Explicitly stating a path to an executable will make the shell try to use that path to execute the executable.
./myscript and if
myscript is not in the current directory, then you will get a "no such file or directory" error. This does not use the
$PATH should be a
:-delimited list of directories (not files) in which the shell will search for executables when no path is specified on the command line. It is a potential security risk to add the current directory (
.) to the
PATH variable (see "Is it safe to add . to my PATH? How come?").
Another simple solution for when you just want to have access to a single executable outside of you ordinary
$PATH is to use an alias:
(this goes in your shell initialization file, probably

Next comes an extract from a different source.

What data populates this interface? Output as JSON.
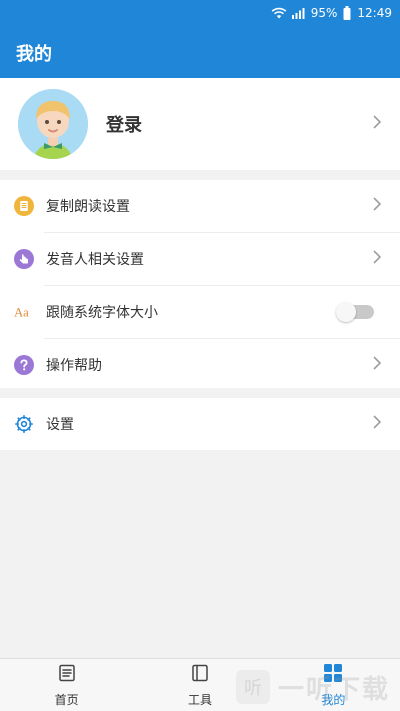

You should specify the full absolute path to the executable in the alias.